**Work to be completed:**
Reprint the full listing exactly.
▬▬▬
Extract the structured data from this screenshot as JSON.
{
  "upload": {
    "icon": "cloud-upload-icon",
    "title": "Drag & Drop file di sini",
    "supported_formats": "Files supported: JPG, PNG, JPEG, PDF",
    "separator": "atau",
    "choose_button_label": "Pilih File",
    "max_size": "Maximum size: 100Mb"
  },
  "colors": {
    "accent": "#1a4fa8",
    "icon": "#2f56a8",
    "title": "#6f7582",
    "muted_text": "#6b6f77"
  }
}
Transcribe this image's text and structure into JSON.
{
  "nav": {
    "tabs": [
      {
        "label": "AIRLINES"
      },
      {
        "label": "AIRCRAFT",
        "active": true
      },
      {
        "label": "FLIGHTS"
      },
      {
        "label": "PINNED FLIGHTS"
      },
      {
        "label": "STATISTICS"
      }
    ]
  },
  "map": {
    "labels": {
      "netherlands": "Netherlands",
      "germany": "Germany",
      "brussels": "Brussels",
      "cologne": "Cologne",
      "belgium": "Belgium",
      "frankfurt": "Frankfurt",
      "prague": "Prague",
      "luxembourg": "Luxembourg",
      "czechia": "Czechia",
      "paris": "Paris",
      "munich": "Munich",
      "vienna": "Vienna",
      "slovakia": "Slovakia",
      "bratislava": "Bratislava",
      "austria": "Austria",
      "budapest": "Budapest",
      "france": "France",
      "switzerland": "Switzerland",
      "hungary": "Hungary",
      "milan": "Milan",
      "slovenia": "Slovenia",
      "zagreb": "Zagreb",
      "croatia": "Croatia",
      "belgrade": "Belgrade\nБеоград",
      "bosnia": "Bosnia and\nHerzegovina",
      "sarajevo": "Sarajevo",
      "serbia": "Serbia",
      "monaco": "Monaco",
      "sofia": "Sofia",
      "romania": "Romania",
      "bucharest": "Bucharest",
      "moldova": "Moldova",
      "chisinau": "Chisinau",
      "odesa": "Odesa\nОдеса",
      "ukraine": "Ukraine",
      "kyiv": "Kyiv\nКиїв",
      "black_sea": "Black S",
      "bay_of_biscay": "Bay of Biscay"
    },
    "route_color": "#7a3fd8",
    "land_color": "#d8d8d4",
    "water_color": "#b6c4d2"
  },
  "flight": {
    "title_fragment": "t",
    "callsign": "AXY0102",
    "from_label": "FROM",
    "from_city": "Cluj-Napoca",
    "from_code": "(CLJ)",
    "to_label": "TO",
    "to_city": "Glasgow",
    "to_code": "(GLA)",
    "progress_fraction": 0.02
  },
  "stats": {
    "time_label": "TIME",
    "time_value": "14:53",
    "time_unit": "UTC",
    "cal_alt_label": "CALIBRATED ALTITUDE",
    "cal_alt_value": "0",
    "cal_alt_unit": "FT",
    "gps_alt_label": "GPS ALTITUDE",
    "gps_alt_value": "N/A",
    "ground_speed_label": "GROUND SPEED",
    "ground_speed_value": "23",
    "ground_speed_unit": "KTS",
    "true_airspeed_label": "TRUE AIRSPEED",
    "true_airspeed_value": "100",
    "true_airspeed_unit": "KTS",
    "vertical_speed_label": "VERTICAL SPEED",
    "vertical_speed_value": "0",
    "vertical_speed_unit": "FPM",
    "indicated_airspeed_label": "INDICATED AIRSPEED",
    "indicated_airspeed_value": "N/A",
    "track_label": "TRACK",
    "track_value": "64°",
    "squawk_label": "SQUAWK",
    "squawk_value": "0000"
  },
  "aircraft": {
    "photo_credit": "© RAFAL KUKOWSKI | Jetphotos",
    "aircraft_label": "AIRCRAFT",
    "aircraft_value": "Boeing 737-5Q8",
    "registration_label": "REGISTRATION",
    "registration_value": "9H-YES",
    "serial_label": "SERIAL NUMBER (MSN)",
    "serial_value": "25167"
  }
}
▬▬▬
**Task result:**
Extract the structured data from this screenshot as JSON.
{
  "upload": {
    "icon": "cloud-upload-icon",
    "title": "Drag & Drop file di sini",
    "supported_formats": "Files supported: JPG, PNG, JPEG, PDF",
    "separator": "atau",
    "choose_button_label": "Pilih File",
    "max_size": "Maximum size: 100Mb"
  },
  "colors": {
    "accent": "#1a4fa8",
    "icon": "#2f56a8",
    "title": "#6f7582",
    "muted_text": "#6b6f77"
  }
}
Transcribe this image's text and structure into JSON.
{
  "nav": {
    "tabs": [
      {
        "label": "AIRLINES"
      },
      {
        "label": "AIRCRAFT",
        "active": true
      },
      {
        "label": "FLIGHTS"
      },
      {
        "label": "PINNED FLIGHTS"
      },
      {
        "label": "STATISTICS"
      }
    ]
  },
  "map": {
    "labels": {
      "netherlands": "Netherlands",
      "germany": "Germany",
      "brussels": "Brussels",
      "cologne": "Cologne",
      "belgium": "Belgium",
      "frankfurt": "Frankfurt",
      "prague": "Prague",
      "luxembourg": "Luxembourg",
      "czechia": "Czechia",
      "paris": "Paris",
      "munich": "Munich",
      "vienna": "Vienna",
      "slovakia": "Slovakia",
      "bratislava": "Bratislava",
      "austria": "Austria",
      "budapest": "Budapest",
      "france": "France",
      "switzerland": "Switzerland",
      "hungary": "Hungary",
      "milan": "Milan",
      "slovenia": "Slovenia",
      "zagreb": "Zagreb",
      "croatia": "Croatia",
      "belgrade": "Belgrade\nБеоград",
      "bosnia": "Bosnia and\nHerzegovina",
      "sarajevo": "Sarajevo",
      "serbia": "Serbia",
      "monaco": "Monaco",
      "sofia": "Sofia",
      "romania": "Romania",
      "bucharest": "Bucharest",
      "moldova": "Moldova",
      "chisinau": "Chisinau",
      "odesa": "Odesa\nОдеса",
      "ukraine": "Ukraine",
      "kyiv": "Kyiv\nКиїв",
      "black_sea": "Black S",
      "bay_of_biscay": "Bay of Biscay"
    },
    "route_color": "#7a3fd8",
    "land_color": "#d8d8d4",
    "water_color": "#b6c4d2"
  },
  "flight": {
    "title_fragment": "t",
    "callsign": "AXY0102",
    "from_label": "FROM",
    "from_city": "Cluj-Napoca",
    "from_code": "(CLJ)",
    "to_label": "TO",
    "to_city": "Glasgow",
    "to_code": "(GLA)",
    "progress_fraction": 0.02
  },
  "stats": {
    "time_label": "TIME",
    "time_value": "14:53",
    "time_unit": "UTC",
    "cal_alt_label": "CALIBRATED ALTITUDE",
    "cal_alt_value": "0",
    "cal_alt_unit": "FT",
    "gps_alt_label": "GPS ALTITUDE",
    "gps_alt_value": "N/A",
    "ground_speed_label": "GROUND SPEED",
    "ground_speed_value": "23",
    "ground_speed_unit": "KTS",
    "true_airspeed_label": "TRUE AIRSPEED",
    "true_airspeed_value": "100",
    "true_airspeed_unit": "KTS",
    "vertical_speed_label": "VERTICAL SPEED",
    "vertical_speed_value": "0",
    "vertical_speed_unit": "FPM",
    "indicated_airspeed_label": "INDICATED AIRSPEED",
    "indicated_airspeed_value": "N/A",
    "track_label": "TRACK",
    "track_value": "64°",
    "squawk_label": "SQUAWK",
    "squawk_value": "0000"
  },
  "aircraft": {
    "photo_credit": "© RAFAL KUKOWSKI | Jetphotos",
    "aircraft_label": "AIRCRAFT",
    "aircraft_value": "Boeing 737-5Q8",
    "registration_label": "REGISTRATION",
    "registration_value": "9H-YES",
    "serial_label": "SERIAL NUMBER (MSN)",
    "serial_value": "25167"
  }
}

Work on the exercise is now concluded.